▶ **WORK INSTRUCTION**
Which lines in the data below contain the word "JSON"? Return each of them.

▶ **DATA UNDER STUDY**
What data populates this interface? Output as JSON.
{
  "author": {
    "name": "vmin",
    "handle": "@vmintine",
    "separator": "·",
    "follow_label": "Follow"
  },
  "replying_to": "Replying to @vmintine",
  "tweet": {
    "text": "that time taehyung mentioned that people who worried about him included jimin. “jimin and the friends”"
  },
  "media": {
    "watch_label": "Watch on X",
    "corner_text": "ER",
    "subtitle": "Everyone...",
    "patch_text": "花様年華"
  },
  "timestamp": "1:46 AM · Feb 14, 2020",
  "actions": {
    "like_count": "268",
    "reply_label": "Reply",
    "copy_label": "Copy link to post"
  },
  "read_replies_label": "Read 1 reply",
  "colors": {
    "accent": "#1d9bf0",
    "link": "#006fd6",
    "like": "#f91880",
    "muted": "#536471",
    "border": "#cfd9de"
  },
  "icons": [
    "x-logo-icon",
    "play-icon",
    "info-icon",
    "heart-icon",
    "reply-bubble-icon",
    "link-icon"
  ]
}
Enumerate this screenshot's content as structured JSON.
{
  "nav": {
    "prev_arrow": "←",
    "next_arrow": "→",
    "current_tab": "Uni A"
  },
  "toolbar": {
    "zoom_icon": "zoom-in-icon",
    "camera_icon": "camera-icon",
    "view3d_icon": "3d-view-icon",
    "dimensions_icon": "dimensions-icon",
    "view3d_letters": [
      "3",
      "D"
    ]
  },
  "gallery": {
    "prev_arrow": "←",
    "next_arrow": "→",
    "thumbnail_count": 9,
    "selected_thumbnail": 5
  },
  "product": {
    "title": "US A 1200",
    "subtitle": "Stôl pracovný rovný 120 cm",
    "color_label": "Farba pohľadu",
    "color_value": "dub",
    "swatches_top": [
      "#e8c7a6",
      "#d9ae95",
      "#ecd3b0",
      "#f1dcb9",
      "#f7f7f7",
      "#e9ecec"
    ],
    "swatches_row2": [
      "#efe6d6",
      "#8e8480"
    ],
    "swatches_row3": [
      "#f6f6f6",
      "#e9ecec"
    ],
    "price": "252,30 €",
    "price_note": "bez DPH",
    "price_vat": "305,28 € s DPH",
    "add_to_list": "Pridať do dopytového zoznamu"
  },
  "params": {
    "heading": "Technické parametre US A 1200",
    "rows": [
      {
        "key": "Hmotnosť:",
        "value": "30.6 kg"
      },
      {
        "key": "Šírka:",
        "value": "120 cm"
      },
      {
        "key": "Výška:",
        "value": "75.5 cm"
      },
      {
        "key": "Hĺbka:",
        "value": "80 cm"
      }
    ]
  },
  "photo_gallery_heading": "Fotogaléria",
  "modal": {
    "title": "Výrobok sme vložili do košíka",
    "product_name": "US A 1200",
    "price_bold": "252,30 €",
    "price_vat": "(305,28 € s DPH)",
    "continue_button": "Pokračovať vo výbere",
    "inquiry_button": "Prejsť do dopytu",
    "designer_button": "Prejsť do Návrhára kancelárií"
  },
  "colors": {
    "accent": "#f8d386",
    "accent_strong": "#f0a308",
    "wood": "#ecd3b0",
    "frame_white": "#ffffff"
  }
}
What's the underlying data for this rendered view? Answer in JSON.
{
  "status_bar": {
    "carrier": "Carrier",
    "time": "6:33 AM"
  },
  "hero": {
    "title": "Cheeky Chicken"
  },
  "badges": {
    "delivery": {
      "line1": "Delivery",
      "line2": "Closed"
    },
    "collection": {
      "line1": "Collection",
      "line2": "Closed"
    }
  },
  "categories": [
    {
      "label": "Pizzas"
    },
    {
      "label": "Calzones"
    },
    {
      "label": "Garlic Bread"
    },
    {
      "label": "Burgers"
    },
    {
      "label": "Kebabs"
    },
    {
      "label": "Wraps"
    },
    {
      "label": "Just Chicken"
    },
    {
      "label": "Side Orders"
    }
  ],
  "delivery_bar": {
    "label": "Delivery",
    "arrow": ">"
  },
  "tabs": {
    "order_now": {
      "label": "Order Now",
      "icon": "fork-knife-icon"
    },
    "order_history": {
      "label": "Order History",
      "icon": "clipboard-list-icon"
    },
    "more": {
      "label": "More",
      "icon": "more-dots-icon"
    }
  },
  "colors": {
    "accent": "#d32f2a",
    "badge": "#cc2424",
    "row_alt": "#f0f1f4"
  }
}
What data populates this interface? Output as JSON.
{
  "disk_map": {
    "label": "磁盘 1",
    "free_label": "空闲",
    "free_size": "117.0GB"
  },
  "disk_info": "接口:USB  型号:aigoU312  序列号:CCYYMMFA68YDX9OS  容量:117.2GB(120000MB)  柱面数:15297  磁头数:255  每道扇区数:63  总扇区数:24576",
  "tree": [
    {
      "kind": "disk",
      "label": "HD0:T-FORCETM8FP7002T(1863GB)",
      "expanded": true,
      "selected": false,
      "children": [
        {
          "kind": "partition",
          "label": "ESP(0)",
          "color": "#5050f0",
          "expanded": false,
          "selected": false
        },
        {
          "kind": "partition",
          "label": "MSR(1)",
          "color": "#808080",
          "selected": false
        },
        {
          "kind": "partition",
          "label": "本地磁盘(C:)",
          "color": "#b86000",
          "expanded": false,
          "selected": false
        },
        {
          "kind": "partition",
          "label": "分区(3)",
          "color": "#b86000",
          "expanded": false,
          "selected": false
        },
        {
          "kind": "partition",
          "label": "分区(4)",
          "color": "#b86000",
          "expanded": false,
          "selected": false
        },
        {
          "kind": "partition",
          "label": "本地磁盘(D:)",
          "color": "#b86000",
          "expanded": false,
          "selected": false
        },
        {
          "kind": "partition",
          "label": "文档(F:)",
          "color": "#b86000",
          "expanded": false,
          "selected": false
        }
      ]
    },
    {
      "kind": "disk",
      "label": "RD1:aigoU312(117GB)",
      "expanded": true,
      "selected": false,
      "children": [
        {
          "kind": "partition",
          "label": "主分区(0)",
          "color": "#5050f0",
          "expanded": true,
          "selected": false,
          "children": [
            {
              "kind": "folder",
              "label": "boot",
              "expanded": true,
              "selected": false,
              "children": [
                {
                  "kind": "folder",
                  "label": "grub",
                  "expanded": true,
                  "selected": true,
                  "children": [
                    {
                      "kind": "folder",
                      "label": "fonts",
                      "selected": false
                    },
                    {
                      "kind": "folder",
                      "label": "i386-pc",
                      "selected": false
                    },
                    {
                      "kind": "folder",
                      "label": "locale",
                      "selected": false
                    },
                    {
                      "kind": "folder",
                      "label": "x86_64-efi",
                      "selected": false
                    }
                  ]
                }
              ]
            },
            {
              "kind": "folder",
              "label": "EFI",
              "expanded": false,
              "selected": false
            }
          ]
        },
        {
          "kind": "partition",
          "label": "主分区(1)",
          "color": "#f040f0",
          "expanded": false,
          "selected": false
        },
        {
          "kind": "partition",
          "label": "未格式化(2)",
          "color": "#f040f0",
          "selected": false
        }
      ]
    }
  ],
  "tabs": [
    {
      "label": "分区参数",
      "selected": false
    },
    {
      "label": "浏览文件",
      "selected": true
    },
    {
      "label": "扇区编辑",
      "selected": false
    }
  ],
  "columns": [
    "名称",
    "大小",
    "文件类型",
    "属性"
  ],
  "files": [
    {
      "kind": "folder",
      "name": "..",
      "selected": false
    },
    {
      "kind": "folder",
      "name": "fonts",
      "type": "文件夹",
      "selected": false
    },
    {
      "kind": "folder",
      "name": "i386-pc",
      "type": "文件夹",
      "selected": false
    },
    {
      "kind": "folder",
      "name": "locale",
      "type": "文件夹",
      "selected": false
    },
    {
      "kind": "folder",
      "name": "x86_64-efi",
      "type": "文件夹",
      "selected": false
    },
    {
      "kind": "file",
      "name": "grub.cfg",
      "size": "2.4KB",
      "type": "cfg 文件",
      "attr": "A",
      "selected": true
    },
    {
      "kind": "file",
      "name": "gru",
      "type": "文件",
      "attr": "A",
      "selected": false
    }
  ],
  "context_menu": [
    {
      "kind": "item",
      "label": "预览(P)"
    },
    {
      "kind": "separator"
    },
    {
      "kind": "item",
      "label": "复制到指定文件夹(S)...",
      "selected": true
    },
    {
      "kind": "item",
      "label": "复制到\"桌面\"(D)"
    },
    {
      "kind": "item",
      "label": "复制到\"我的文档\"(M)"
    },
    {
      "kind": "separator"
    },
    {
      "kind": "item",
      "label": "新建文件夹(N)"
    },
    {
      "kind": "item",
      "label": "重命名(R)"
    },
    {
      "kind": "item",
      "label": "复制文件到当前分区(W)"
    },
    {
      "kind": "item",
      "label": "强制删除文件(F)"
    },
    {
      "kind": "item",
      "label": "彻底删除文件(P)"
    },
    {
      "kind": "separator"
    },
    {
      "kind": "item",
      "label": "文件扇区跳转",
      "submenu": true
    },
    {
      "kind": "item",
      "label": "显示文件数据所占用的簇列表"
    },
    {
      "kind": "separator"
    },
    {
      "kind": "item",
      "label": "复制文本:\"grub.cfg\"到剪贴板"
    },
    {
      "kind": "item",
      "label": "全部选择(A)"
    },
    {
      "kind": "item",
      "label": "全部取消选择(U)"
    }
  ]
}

▶ **WRITTEN SOLUTION**
What data populates this interface? Output as JSON.
Enumerate this screenshot's content as structured JSON.
What's the underlying data for this rendered view? Answer in JSON.
What data populates this interface? Output as JSON.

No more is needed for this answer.